The Keep Learning BC website was announced on Friday afternoon, where parents will find ideas for everyday educational activities, links to free learning resources, guides to maintaining routines and staying safe online, and mental health resources.
School districts around the province are trying to figure out remote instruction for kids of all ages, abilities and computer access, as spring break ends March 27 but in-classroom instruction remains on hold to help slow the spread of COVID-19.
The Vancouver School District will start to reach out to parents next week, after officials sent a letter to parents outlining plans to keep their kids learning.
“For Vancouver students, school will not be the same. As you know, in-class instruction is suspended. This means there will be a fundamental shift in school services and supports for students,” the letter reads.
“Teachers and support staff will need time to prepare and plan for what that looks like and how to carry out the plans to support students. One of our top three priorities is to establish ways to maintain supportive connections between home and school.”
Parents across B.C. should expect to hear from their own school district by the end of next week.
Teachers and administrators are still expected to be at schools if they can do so under B.C.’s public health orders. They’ll continue to be paid a full salary through the end of the school year.
“The school system will be functioning. People will be doing their jobs. They will just do them differently,” Education Minister Rob Fleming said.
Schools will also serve as childcare space for essential workers during the COVID-19 pandemic, such as health workers, first responders and grocery-store workers. Parents looking for such childcare should contact their school’s principal.
The province is leaving most of the planning and decisions to individual districts, but has produced a fact sheet online with the most frequently asked questions.
As for students with special learning needs, the government says it will ensure they get the same level of education as everyone else.
“For students who were receiving specialized supports (e.g. physical therapy, occupational therapy) on-site, school district and independent school teams have been asked to consider alternate service delivery models where feasible,” the face sheet says.

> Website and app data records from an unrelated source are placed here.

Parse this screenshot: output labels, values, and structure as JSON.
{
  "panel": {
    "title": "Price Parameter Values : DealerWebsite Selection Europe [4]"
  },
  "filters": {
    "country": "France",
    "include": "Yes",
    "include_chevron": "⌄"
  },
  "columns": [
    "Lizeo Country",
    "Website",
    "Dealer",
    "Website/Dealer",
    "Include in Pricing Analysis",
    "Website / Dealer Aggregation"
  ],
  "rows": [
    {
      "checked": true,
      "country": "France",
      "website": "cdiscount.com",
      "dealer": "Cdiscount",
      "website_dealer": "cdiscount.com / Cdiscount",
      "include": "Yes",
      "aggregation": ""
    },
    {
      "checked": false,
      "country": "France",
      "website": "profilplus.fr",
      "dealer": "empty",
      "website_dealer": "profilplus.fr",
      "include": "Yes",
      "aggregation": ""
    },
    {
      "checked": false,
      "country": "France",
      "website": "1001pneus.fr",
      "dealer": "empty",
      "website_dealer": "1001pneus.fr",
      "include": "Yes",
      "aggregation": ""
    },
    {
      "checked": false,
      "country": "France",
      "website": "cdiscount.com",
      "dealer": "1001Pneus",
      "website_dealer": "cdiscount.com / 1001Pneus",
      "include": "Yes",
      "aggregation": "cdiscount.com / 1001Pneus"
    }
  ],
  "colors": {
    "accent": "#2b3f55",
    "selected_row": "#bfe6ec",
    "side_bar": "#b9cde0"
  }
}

The Learning Disabilities Society of Greater Vancouver launched the online RISE at Home program this week, which provides one-on-one at-home instruction to kids with learning disabilities. It will be available on the society’s website on March 30.View link »